Would you return every entry below exactly as written, without its images?

## Excerpts from an interface dataset
==*==

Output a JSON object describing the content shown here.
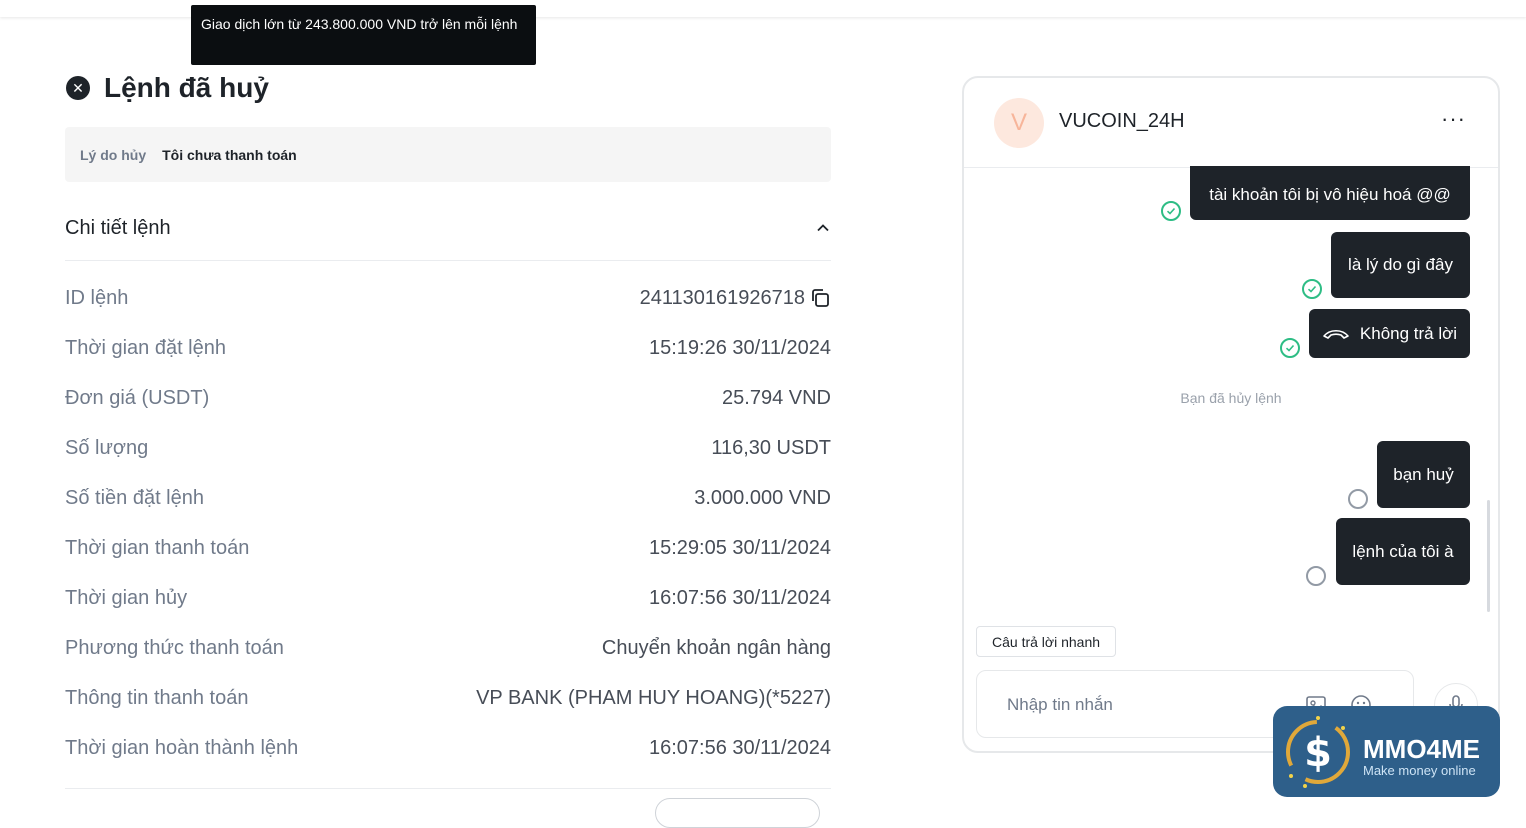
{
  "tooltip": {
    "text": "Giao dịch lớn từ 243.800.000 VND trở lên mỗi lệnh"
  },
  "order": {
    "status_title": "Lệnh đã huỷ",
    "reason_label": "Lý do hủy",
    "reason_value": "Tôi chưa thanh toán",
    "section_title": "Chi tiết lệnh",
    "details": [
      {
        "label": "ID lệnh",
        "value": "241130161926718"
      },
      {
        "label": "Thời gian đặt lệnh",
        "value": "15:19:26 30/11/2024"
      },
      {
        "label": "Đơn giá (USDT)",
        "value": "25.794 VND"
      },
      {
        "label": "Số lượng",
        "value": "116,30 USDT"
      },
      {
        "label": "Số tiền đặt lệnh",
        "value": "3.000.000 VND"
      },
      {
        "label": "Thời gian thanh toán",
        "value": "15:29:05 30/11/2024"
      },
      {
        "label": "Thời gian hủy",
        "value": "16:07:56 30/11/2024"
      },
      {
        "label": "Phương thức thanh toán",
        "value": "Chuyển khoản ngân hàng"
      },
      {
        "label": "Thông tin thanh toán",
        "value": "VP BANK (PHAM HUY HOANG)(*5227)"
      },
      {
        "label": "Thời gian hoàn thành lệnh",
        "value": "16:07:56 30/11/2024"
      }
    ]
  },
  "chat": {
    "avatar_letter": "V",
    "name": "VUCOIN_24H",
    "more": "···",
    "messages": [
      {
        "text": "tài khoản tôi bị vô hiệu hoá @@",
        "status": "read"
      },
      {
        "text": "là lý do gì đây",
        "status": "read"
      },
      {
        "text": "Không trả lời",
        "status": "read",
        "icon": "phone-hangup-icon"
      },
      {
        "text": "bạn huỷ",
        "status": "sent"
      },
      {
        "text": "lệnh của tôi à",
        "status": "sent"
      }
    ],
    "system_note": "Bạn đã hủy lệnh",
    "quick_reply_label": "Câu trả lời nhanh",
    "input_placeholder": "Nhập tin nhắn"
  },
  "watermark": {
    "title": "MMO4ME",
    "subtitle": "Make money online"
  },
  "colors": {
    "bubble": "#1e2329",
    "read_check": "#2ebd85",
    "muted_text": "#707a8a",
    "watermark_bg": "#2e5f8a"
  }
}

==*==

## Task output
Output a JSON object describing the content shown here.
{
  "tooltip": {
    "text": "Giao dịch lớn từ 243.800.000 VND trở lên mỗi lệnh"
  },
  "order": {
    "status_title": "Lệnh đã huỷ",
    "reason_label": "Lý do hủy",
    "reason_value": "Tôi chưa thanh toán",
    "section_title": "Chi tiết lệnh",
    "details": [
      {
        "label": "ID lệnh",
        "value": "241130161926718"
      },
      {
        "label": "Thời gian đặt lệnh",
        "value": "15:19:26 30/11/2024"
      },
      {
        "label": "Đơn giá (USDT)",
        "value": "25.794 VND"
      },
      {
        "label": "Số lượng",
        "value": "116,30 USDT"
      },
      {
        "label": "Số tiền đặt lệnh",
        "value": "3.000.000 VND"
      },
      {
        "label": "Thời gian thanh toán",
        "value": "15:29:05 30/11/2024"
      },
      {
        "label": "Thời gian hủy",
        "value": "16:07:56 30/11/2024"
      },
      {
        "label": "Phương thức thanh toán",
        "value": "Chuyển khoản ngân hàng"
      },
      {
        "label": "Thông tin thanh toán",
        "value": "VP BANK (PHAM HUY HOANG)(*5227)"
      },
      {
        "label": "Thời gian hoàn thành lệnh",
        "value": "16:07:56 30/11/2024"
      }
    ]
  },
  "chat": {
    "avatar_letter": "V",
    "name": "VUCOIN_24H",
    "more": "···",
    "messages": [
      {
        "text": "tài khoản tôi bị vô hiệu hoá @@",
        "status": "read"
      },
      {
        "text": "là lý do gì đây",
        "status": "read"
      },
      {
        "text": "Không trả lời",
        "status": "read",
        "icon": "phone-hangup-icon"
      },
      {
        "text": "bạn huỷ",
        "status": "sent"
      },
      {
        "text": "lệnh của tôi à",
        "status": "sent"
      }
    ],
    "system_note": "Bạn đã hủy lệnh",
    "quick_reply_label": "Câu trả lời nhanh",
    "input_placeholder": "Nhập tin nhắn"
  },
  "watermark": {
    "title": "MMO4ME",
    "subtitle": "Make money online"
  },
  "colors": {
    "bubble": "#1e2329",
    "read_check": "#2ebd85",
    "muted_text": "#707a8a",
    "watermark_bg": "#2e5f8a"
  }
}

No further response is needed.